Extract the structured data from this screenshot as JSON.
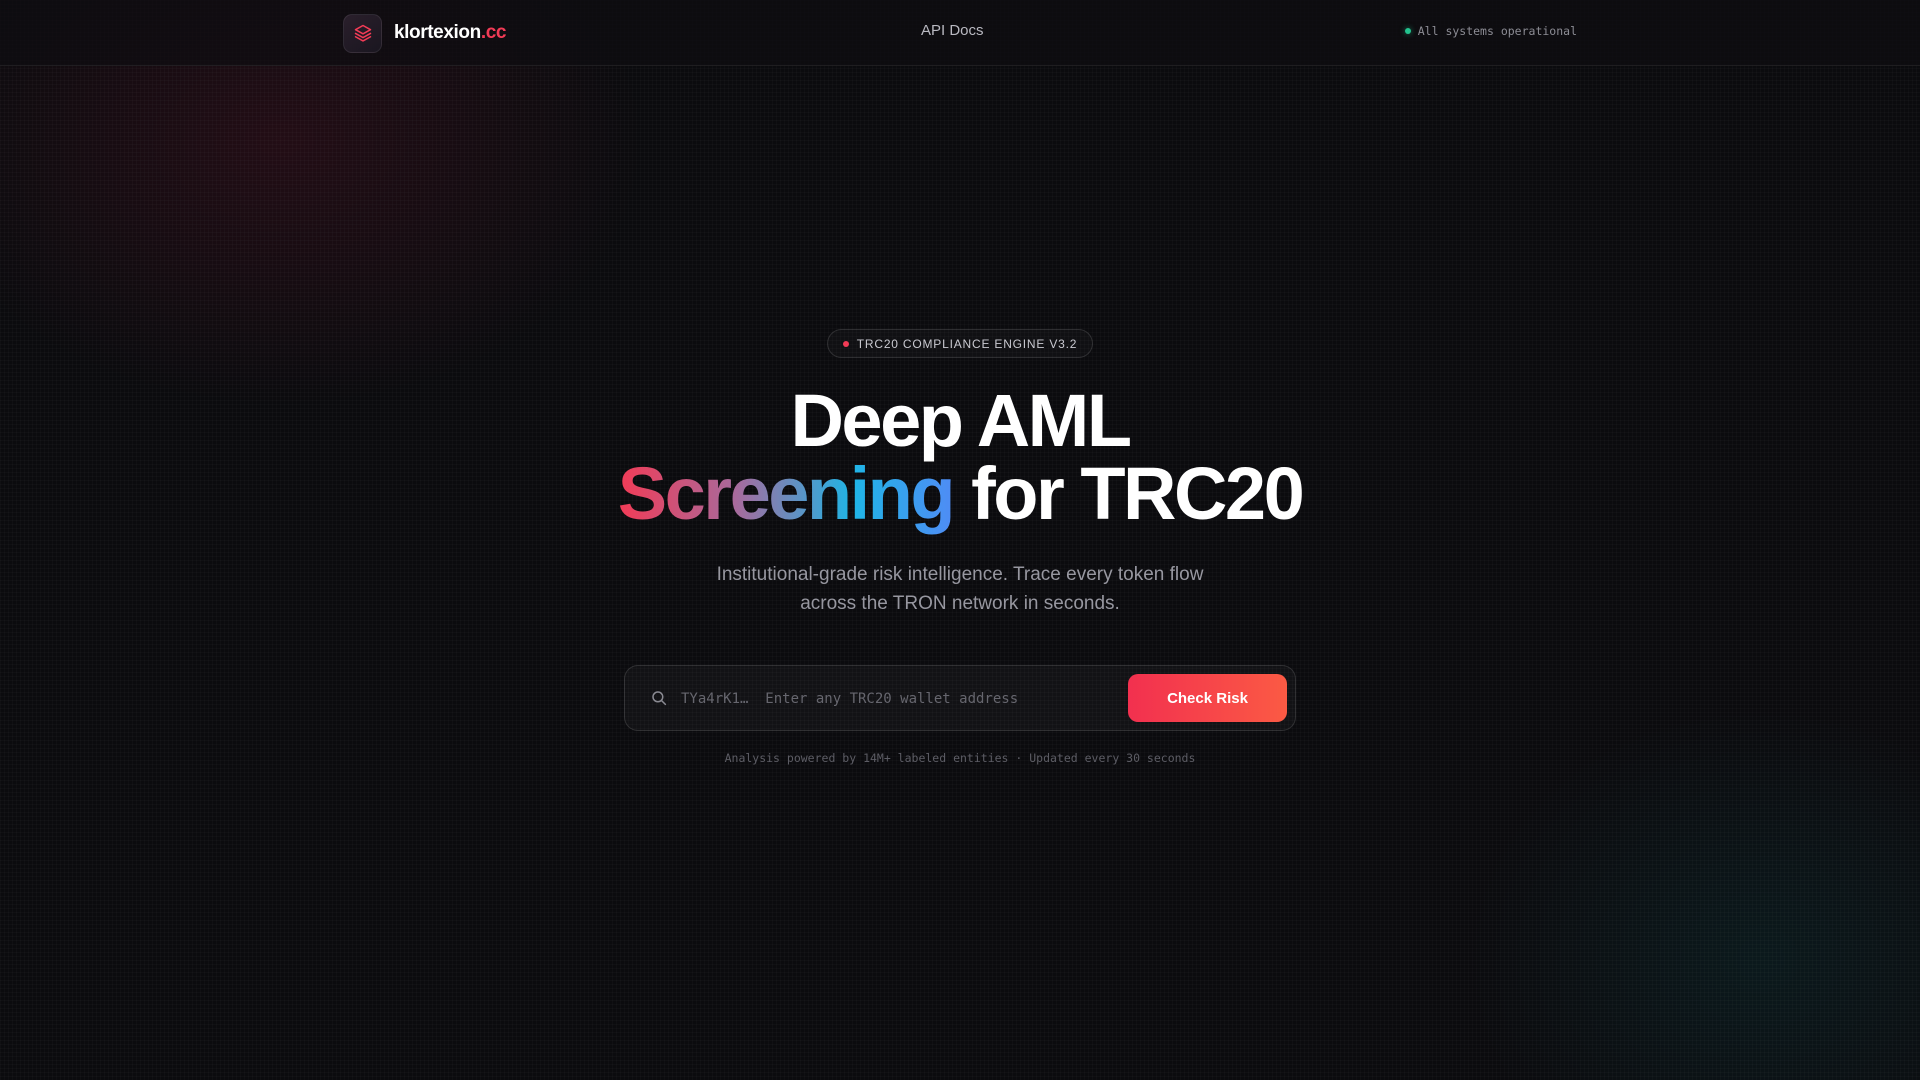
{
  "colors": {
    "background": "#0b0b0e",
    "accent": "#f23b56",
    "status_ok": "#22c38e",
    "button_gradient": [
      "#f2304f",
      "#fb5a44"
    ],
    "headline_gradient": [
      "#f23b56",
      "#a86a9c",
      "#1fb5e6",
      "#4f8cf5"
    ]
  },
  "header": {
    "brand_icon": "layers-icon",
    "brand_name": "klortexion",
    "brand_tld": ".cc",
    "nav_link": "API Docs",
    "status_text": "All systems operational"
  },
  "hero": {
    "badge": "TRC20 COMPLIANCE ENGINE V3.2",
    "headline_line1": "Deep AML",
    "headline_highlight": "Screening",
    "headline_rest": "for TRC20",
    "subtitle_line1": "Institutional-grade risk intelligence. Trace every token flow",
    "subtitle_line2": "across the TRON network in seconds."
  },
  "search": {
    "icon": "search-icon",
    "placeholder": "TYa4rK1…  Enter any TRC20 wallet address",
    "value": "",
    "button_label": "Check Risk"
  },
  "footnote": "Analysis powered by 14M+ labeled entities · Updated every 30 seconds"
}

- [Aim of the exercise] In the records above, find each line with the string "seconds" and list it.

- [Result of the task]
    "subtitle_line2": "across the TRON network in seconds."
  "footnote": "Analysis powered by 14M+ labeled entities · Updated every 30 seconds"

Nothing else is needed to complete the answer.